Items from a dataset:
====
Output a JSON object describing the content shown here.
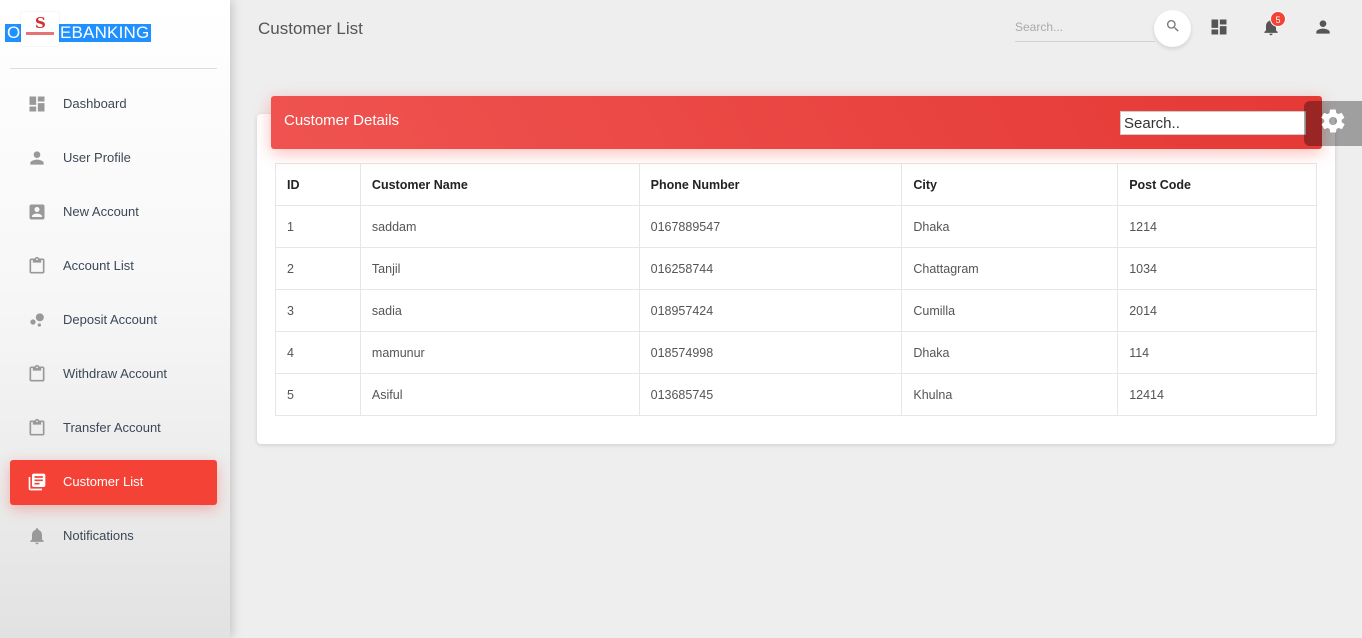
{
  "brand": {
    "text": "ONLINEBANKING",
    "logo_text": "S"
  },
  "sidebar": {
    "items": [
      {
        "label": "Dashboard",
        "icon": "dashboard-icon"
      },
      {
        "label": "User Profile",
        "icon": "person-icon"
      },
      {
        "label": "New Account",
        "icon": "account-box-icon"
      },
      {
        "label": "Account List",
        "icon": "clipboard-icon"
      },
      {
        "label": "Deposit Account",
        "icon": "bubble-chart-icon"
      },
      {
        "label": "Withdraw Account",
        "icon": "clipboard-icon"
      },
      {
        "label": "Transfer Account",
        "icon": "clipboard-icon"
      },
      {
        "label": "Customer List",
        "icon": "library-books-icon",
        "active": true
      },
      {
        "label": "Notifications",
        "icon": "bell-icon"
      }
    ]
  },
  "header": {
    "title": "Customer List",
    "search_placeholder": "Search...",
    "notification_count": "5"
  },
  "card": {
    "title": "Customer Details",
    "search_placeholder": "Search.."
  },
  "table": {
    "columns": [
      "ID",
      "Customer Name",
      "Phone Number",
      "City",
      "Post Code"
    ],
    "rows": [
      [
        "1",
        "saddam",
        "0167889547",
        "Dhaka",
        "1214"
      ],
      [
        "2",
        "Tanjil",
        "016258744",
        "Chattagram",
        "1034"
      ],
      [
        "3",
        "sadia",
        "018957424",
        "Cumilla",
        "2014"
      ],
      [
        "4",
        "mamunur",
        "018574998",
        "Dhaka",
        "114"
      ],
      [
        "5",
        "Asiful",
        "013685745",
        "Khulna",
        "12414"
      ]
    ]
  },
  "colors": {
    "accent": "#f44336",
    "header_gradient_start": "#ef5350",
    "header_gradient_end": "#e53935",
    "brand_highlight": "#1e90ff"
  }
}
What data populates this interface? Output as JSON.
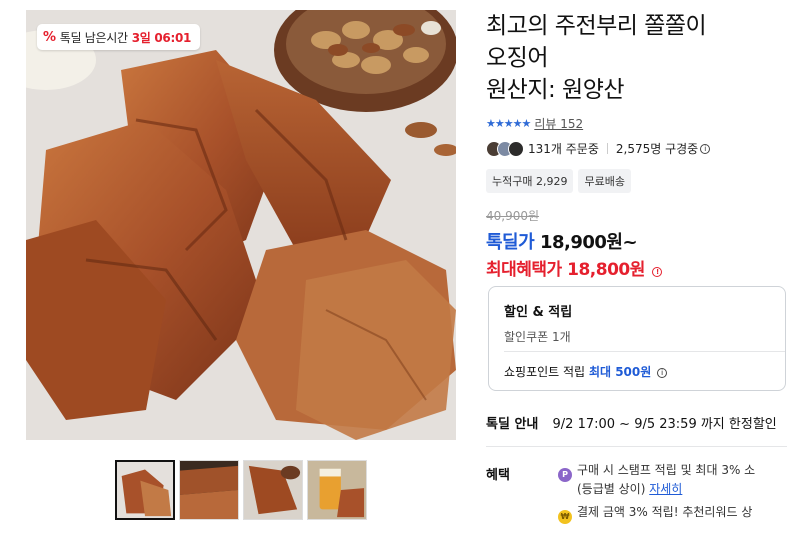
{
  "deal_badge": {
    "icon": "percent-icon",
    "label": "톡딜 남은시간",
    "time": "3일 06:01"
  },
  "product": {
    "title_lines": [
      "최고의 주전부리 쫄쫄이",
      "오징어",
      "원산지: 원양산"
    ],
    "rating_stars": "★★★★★",
    "review_text": "리뷰 152",
    "buyers_text": "131개 주문중",
    "subscribers_text": "2,575명 구경중",
    "tags": [
      "누적구매 2,929",
      "무료배송"
    ],
    "original_price": "40,900원",
    "deal_label": "톡딜가",
    "deal_price": "18,900원~",
    "max_label": "최대혜택가",
    "max_price": "18,800원"
  },
  "discount_box": {
    "heading": "할인 & 적립",
    "coupon": "할인쿠폰 1개",
    "points_prefix": "쇼핑포인트 적립",
    "points_highlight": "최대 500원"
  },
  "deal_info": {
    "label": "톡딜 안내",
    "text": "9/2 17:00 ~ 9/5 23:59 까지 한정할인"
  },
  "benefits": {
    "label": "혜택",
    "line1": "구매 시 스탬프 적립 및 최대 3% 소",
    "line1b_prefix": "(등급별 상이)",
    "line1b_link": "자세히",
    "line2": "결제 금액 3% 적립! 추천리워드 상"
  },
  "thumbnails": [
    "thumb-1",
    "thumb-2",
    "thumb-3",
    "thumb-4"
  ],
  "colors": {
    "accent_blue": "#1f5bd6",
    "accent_red": "#e5202e"
  }
}
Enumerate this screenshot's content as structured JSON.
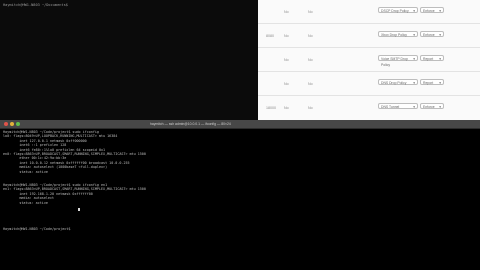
{
  "top_terminal": {
    "prompt": "Haymitch@HW1-N803 ~/Documents$"
  },
  "table_rows": [
    {
      "col1": "",
      "col2": "No",
      "col3": "No",
      "select": "DSCP Drop Policy",
      "action": "Enforce"
    },
    {
      "col1": "8080",
      "col2": "No",
      "col3": "No",
      "select": "Xbox Drop Policy",
      "action": "Enforce"
    },
    {
      "col1": "",
      "col2": "No",
      "col3": "No",
      "select": "Voice SMTP Drop Policy",
      "action": "Report"
    },
    {
      "col1": "",
      "col2": "No",
      "col3": "No",
      "select": "DNS Drop Policy",
      "action": "Report"
    },
    {
      "col1": "18000",
      "col2": "No",
      "col3": "No",
      "select": "DNS Tunnel",
      "action": "Enforce"
    }
  ],
  "bottom_terminal": {
    "window_title": "haymitch — ssh admin@10.0.0.1 — ifconfig — 80×24",
    "lines": [
      "Haymitch@HW1-N803 ~/Code/project$ sudo ifconfig",
      "lo0: flags=8049<UP,LOOPBACK,RUNNING,MULTICAST> mtu 16384",
      "        inet 127.0.0.1 netmask 0xff000000",
      "        inet6 ::1 prefixlen 128",
      "        inet6 fe80::1%lo0 prefixlen 64 scopeid 0x1",
      "en0: flags=8863<UP,BROADCAST,SMART,RUNNING,SIMPLEX,MULTICAST> mtu 1500",
      "        ether 00:1c:42:9a:bb:3e",
      "        inet 10.0.0.12 netmask 0xffffff00 broadcast 10.0.0.255",
      "        media: autoselect (1000baseT <full-duplex>)",
      "        status: active",
      "",
      "",
      "Haymitch@HW1-N803 ~/Code/project$ sudo ifconfig en1",
      "en1: flags=8863<UP,BROADCAST,SMART,RUNNING,SIMPLEX,MULTICAST> mtu 1500",
      "        inet 192.168.1.20 netmask 0xffffff00",
      "        media: autoselect",
      "        status: active",
      "",
      "",
      "",
      "",
      "",
      "Haymitch@HW1-N803 ~/Code/project$ "
    ]
  }
}
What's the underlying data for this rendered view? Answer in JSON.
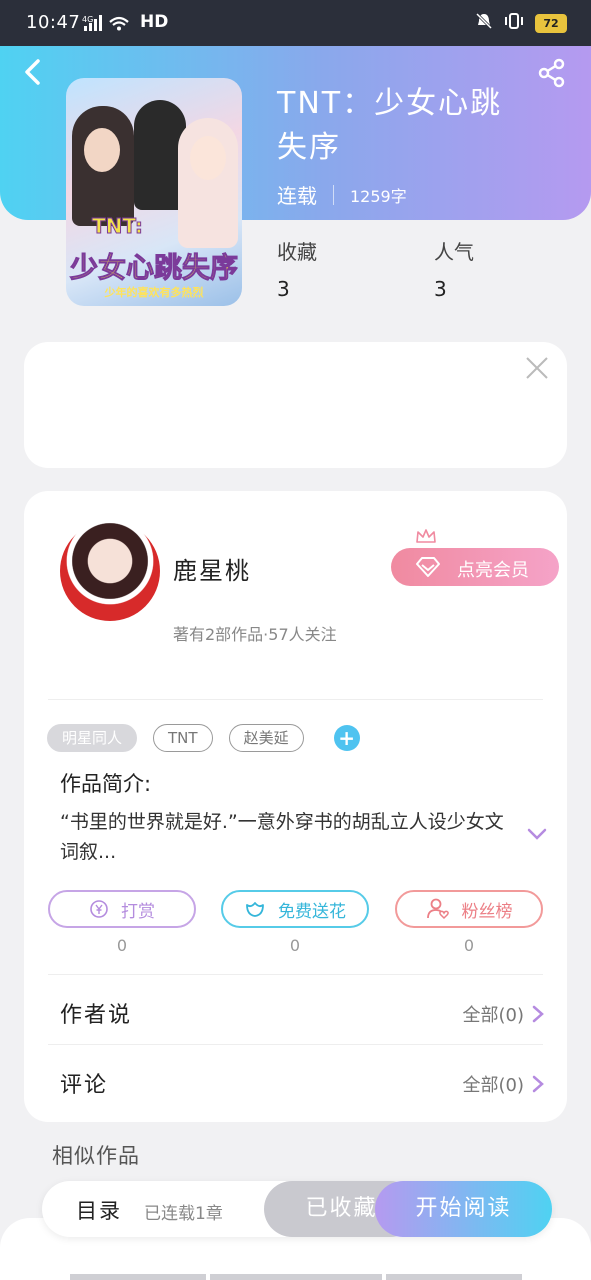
{
  "status_bar": {
    "time": "10:47",
    "network": "4G",
    "hd": "HD",
    "battery": "72"
  },
  "book": {
    "title": "TNT：少女心跳失序",
    "status": "连载",
    "word_count": "1259字",
    "stats": [
      {
        "label": "收藏",
        "value": "3"
      },
      {
        "label": "人气",
        "value": "3"
      }
    ],
    "cover_text": {
      "line1": "TNT:",
      "line2": "少女心跳失序",
      "line3": "少年的喜欢有多热烈"
    }
  },
  "author": {
    "name": "鹿星桃",
    "info": "著有2部作品·57人关注",
    "vip_button": "点亮会员"
  },
  "tags": [
    "明星同人",
    "TNT",
    "赵美延"
  ],
  "intro": {
    "label": "作品简介:",
    "text": "“书里的世界就是好.”一意外穿书的胡乱立人设少女文词叙..."
  },
  "actions": [
    {
      "label": "打赏",
      "count": "0"
    },
    {
      "label": "免费送花",
      "count": "0"
    },
    {
      "label": "粉丝榜",
      "count": "0"
    }
  ],
  "rows": {
    "author_says": {
      "label": "作者说",
      "more": "全部(0)"
    },
    "comments": {
      "label": "评论",
      "more": "全部(0)"
    }
  },
  "similar_label": "相似作品",
  "bottom_bar": {
    "catalog": "目录",
    "progress": "已连载1章",
    "collected": "已收藏",
    "read": "开始阅读"
  },
  "colors": {
    "header_start": "#4fd2f2",
    "header_end": "#b59af0",
    "vip_pink": "#f08aa0",
    "accent_blue": "#4fc3f0"
  }
}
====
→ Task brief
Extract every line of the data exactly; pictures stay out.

→ Response to the exercise
Output a JSON object describing the content shown here.
{
  "brand": {
    "text": "ONLINEBANKING",
    "logo_text": "S"
  },
  "sidebar": {
    "items": [
      {
        "label": "Dashboard",
        "icon": "dashboard-icon"
      },
      {
        "label": "User Profile",
        "icon": "person-icon"
      },
      {
        "label": "New Account",
        "icon": "account-box-icon"
      },
      {
        "label": "Account List",
        "icon": "clipboard-icon"
      },
      {
        "label": "Deposit Account",
        "icon": "bubble-chart-icon"
      },
      {
        "label": "Withdraw Account",
        "icon": "clipboard-icon"
      },
      {
        "label": "Transfer Account",
        "icon": "clipboard-icon"
      },
      {
        "label": "Customer List",
        "icon": "library-books-icon",
        "active": true
      },
      {
        "label": "Notifications",
        "icon": "bell-icon"
      }
    ]
  },
  "header": {
    "title": "Customer List",
    "search_placeholder": "Search...",
    "notification_count": "5"
  },
  "card": {
    "title": "Customer Details",
    "search_placeholder": "Search.."
  },
  "table": {
    "columns": [
      "ID",
      "Customer Name",
      "Phone Number",
      "City",
      "Post Code"
    ],
    "rows": [
      [
        "1",
        "saddam",
        "0167889547",
        "Dhaka",
        "1214"
      ],
      [
        "2",
        "Tanjil",
        "016258744",
        "Chattagram",
        "1034"
      ],
      [
        "3",
        "sadia",
        "018957424",
        "Cumilla",
        "2014"
      ],
      [
        "4",
        "mamunur",
        "018574998",
        "Dhaka",
        "114"
      ],
      [
        "5",
        "Asiful",
        "013685745",
        "Khulna",
        "12414"
      ]
    ]
  },
  "colors": {
    "accent": "#f44336",
    "header_gradient_start": "#ef5350",
    "header_gradient_end": "#e53935",
    "brand_highlight": "#1e90ff"
  }
}
What data populates this interface? Output as JSON.
{
  "deal_badge": {
    "icon": "percent-icon",
    "label": "톡딜 남은시간",
    "time": "3일 06:01"
  },
  "product": {
    "title_lines": [
      "최고의 주전부리 쫄쫄이",
      "오징어",
      "원산지: 원양산"
    ],
    "rating_stars": "★★★★★",
    "review_text": "리뷰 152",
    "buyers_text": "131개 주문중",
    "subscribers_text": "2,575명 구경중",
    "tags": [
      "누적구매 2,929",
      "무료배송"
    ],
    "original_price": "40,900원",
    "deal_label": "톡딜가",
    "deal_price": "18,900원~",
    "max_label": "최대혜택가",
    "max_price": "18,800원"
  },
  "discount_box": {
    "heading": "할인 & 적립",
    "coupon": "할인쿠폰 1개",
    "points_prefix": "쇼핑포인트 적립",
    "points_highlight": "최대 500원"
  },
  "deal_info": {
    "label": "톡딜 안내",
    "text": "9/2 17:00 ~ 9/5 23:59 까지 한정할인"
  },
  "benefits": {
    "label": "혜택",
    "line1": "구매 시 스탬프 적립 및 최대 3% 소",
    "line1b_prefix": "(등급별 상이)",
    "line1b_link": "자세히",
    "line2": "결제 금액 3% 적립! 추천리워드 상"
  },
  "thumbnails": [
    "thumb-1",
    "thumb-2",
    "thumb-3",
    "thumb-4"
  ],
  "colors": {
    "accent_blue": "#1f5bd6",
    "accent_red": "#e5202e"
  }
}
Enumerate this screenshot's content as structured JSON.
{
  "top_terminal": {
    "prompt": "Haymitch@HW1-N803 ~/Documents$"
  },
  "table_rows": [
    {
      "col1": "",
      "col2": "No",
      "col3": "No",
      "select": "DSCP Drop Policy",
      "action": "Enforce"
    },
    {
      "col1": "8080",
      "col2": "No",
      "col3": "No",
      "select": "Xbox Drop Policy",
      "action": "Enforce"
    },
    {
      "col1": "",
      "col2": "No",
      "col3": "No",
      "select": "Voice SMTP Drop Policy",
      "action": "Report"
    },
    {
      "col1": "",
      "col2": "No",
      "col3": "No",
      "select": "DNS Drop Policy",
      "action": "Report"
    },
    {
      "col1": "18000",
      "col2": "No",
      "col3": "No",
      "select": "DNS Tunnel",
      "action": "Enforce"
    }
  ],
  "bottom_terminal": {
    "window_title": "haymitch — ssh admin@10.0.0.1 — ifconfig — 80×24",
    "lines": [
      "Haymitch@HW1-N803 ~/Code/project$ sudo ifconfig",
      "lo0: flags=8049<UP,LOOPBACK,RUNNING,MULTICAST> mtu 16384",
      "        inet 127.0.0.1 netmask 0xff000000",
      "        inet6 ::1 prefixlen 128",
      "        inet6 fe80::1%lo0 prefixlen 64 scopeid 0x1",
      "en0: flags=8863<UP,BROADCAST,SMART,RUNNING,SIMPLEX,MULTICAST> mtu 1500",
      "        ether 00:1c:42:9a:bb:3e",
      "        inet 10.0.0.12 netmask 0xffffff00 broadcast 10.0.0.255",
      "        media: autoselect (1000baseT <full-duplex>)",
      "        status: active",
      "",
      "",
      "Haymitch@HW1-N803 ~/Code/project$ sudo ifconfig en1",
      "en1: flags=8863<UP,BROADCAST,SMART,RUNNING,SIMPLEX,MULTICAST> mtu 1500",
      "        inet 192.168.1.20 netmask 0xffffff00",
      "        media: autoselect",
      "        status: active",
      "",
      "",
      "",
      "",
      "",
      "Haymitch@HW1-N803 ~/Code/project$ "
    ]
  }
}
What's the underlying data for this rendered view? Answer in JSON.
{
  "status_bar": {
    "time": "10:47",
    "network": "4G",
    "hd": "HD",
    "battery": "72"
  },
  "book": {
    "title": "TNT：少女心跳失序",
    "status": "连载",
    "word_count": "1259字",
    "stats": [
      {
        "label": "收藏",
        "value": "3"
      },
      {
        "label": "人气",
        "value": "3"
      }
    ],
    "cover_text": {
      "line1": "TNT:",
      "line2": "少女心跳失序",
      "line3": "少年的喜欢有多热烈"
    }
  },
  "author": {
    "name": "鹿星桃",
    "info": "著有2部作品·57人关注",
    "vip_button": "点亮会员"
  },
  "tags": [
    "明星同人",
    "TNT",
    "赵美延"
  ],
  "intro": {
    "label": "作品简介:",
    "text": "“书里的世界就是好.”一意外穿书的胡乱立人设少女文词叙..."
  },
  "actions": [
    {
      "label": "打赏",
      "count": "0"
    },
    {
      "label": "免费送花",
      "count": "0"
    },
    {
      "label": "粉丝榜",
      "count": "0"
    }
  ],
  "rows": {
    "author_says": {
      "label": "作者说",
      "more": "全部(0)"
    },
    "comments": {
      "label": "评论",
      "more": "全部(0)"
    }
  },
  "similar_label": "相似作品",
  "bottom_bar": {
    "catalog": "目录",
    "progress": "已连载1章",
    "collected": "已收藏",
    "read": "开始阅读"
  },
  "colors": {
    "header_start": "#4fd2f2",
    "header_end": "#b59af0",
    "vip_pink": "#f08aa0",
    "accent_blue": "#4fc3f0"
  }
}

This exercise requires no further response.